We never want to admit that we’re wrong, that things sometimes just suck. We were taught to smile and bear it, after all. To make the best of our circumstances, and while reality continues to not quite fit into our expectations we try and convince ourselves that this reality is how we “knew things would end up”. But can I tell you something? I’ve been wrong a lot.
I was wrong about how this season would look. I underestimated the determination that would be needed to continuing seeking hope and I over-estimated how far my belief for the best would get us. And no, I’m not sitting in pity, I refuse to surrender to disappointment, but that doesn’t mean we don’t speak the disconnect and free ourselves from pretending.

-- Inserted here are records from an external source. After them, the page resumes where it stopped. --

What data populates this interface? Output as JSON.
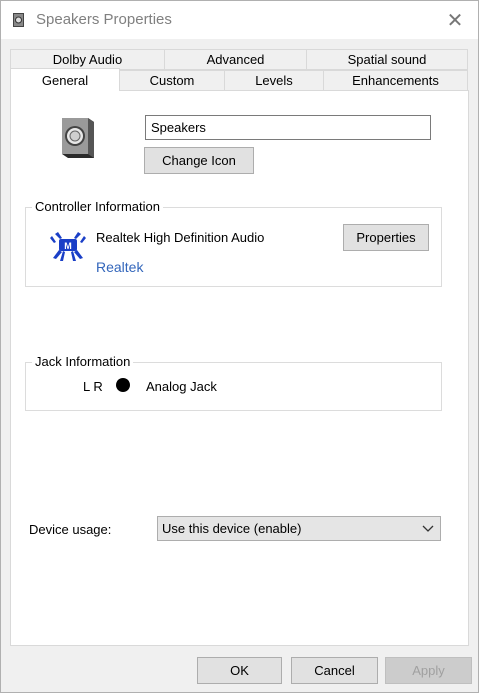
{
  "window": {
    "title": "Speakers Properties",
    "close_glyph": "✕"
  },
  "tabs_row1": [
    {
      "label": "Dolby Audio"
    },
    {
      "label": "Advanced"
    },
    {
      "label": "Spatial sound"
    }
  ],
  "tabs_row2": [
    {
      "label": "General",
      "active": true
    },
    {
      "label": "Custom"
    },
    {
      "label": "Levels"
    },
    {
      "label": "Enhancements"
    }
  ],
  "general": {
    "device_name": "Speakers",
    "change_icon_label": "Change Icon",
    "controller": {
      "legend": "Controller Information",
      "name": "Realtek High Definition Audio",
      "manufacturer_link": "Realtek",
      "properties_label": "Properties"
    },
    "jack": {
      "legend": "Jack Information",
      "channels": "L R",
      "type": "Analog Jack"
    },
    "device_usage": {
      "label": "Device usage:",
      "selected": "Use this device (enable)"
    }
  },
  "footer": {
    "ok_label": "OK",
    "cancel_label": "Cancel",
    "apply_label": "Apply"
  },
  "colors": {
    "link": "#3366bb",
    "realtek_blue": "#1a3fc7"
  }
}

So I’m mourning, I think, maybe, and letting myself admit out loud that what I thought this would be, isn’t. And maybe, probably, it will be better in the end, but my heart was believing transition would be easy and that in the hard times we would persevere, and even though cross-country moves were hard for other’s, the peace we felt about the decision would set us a part. I can’t help but hold onto, a now scraggly, hope that all those things are still true, but there are cracks in that confidence that let in tears and questions if we’ll ever re-gain the ground we left behind in Waco.
What ground did you leave behind and feel like you’ve lost? What circumstance are you silently wading through as you awkwardly embrace it’s strange-ness and miss the familiarness of dreamed up scenarios and old stoops? We often speak about things being better than expected, but silence disappointments with silver linings. Heck, I’m that annoyingly positive person that unceasingly believes the best, but just because things will be okay, doesn’t mean we ignore the present pain. Let’s be real— we live a lot of our lives reconciling expectations and reality.
What if we spoke our expectations aloud to release their power over our situation and vulnerably show our “measuring sticks” to other’s so we don’t allow ourselves to amount to where reality falls on them. In the process we might just find we’re able to serve each other better, give grace more freely, and be inspired to put our own stake into the unknown. Maybe instead of letting transition and re-starting steal our “place” we’ll see our true seat at the table is found in trusting not knowing.
‘Cause here’s the thing guys. Its okay to suck sometimes. It’s okay to simultaneously be where you need to be and think, “Man why does this suck so bad.” We know we aren’t made for perfection, but we also don’t let ourselves embrace “the suck”, we only allow ourselves to go as far as apathy. Yet, Jesus doesn’t want our lukewarm crap, he wants it all— whatever rollercoaster we’re on. In Him, we can face the ugly sucky places in our lives, that we are trying to make into double rainbows and lessons learned and find real comfort and strength to admit, “this isn’t what I thought it would be, but I trust in YOU not my own predictions and exceptions.”
Guys, I’m embracing the suck. How about you?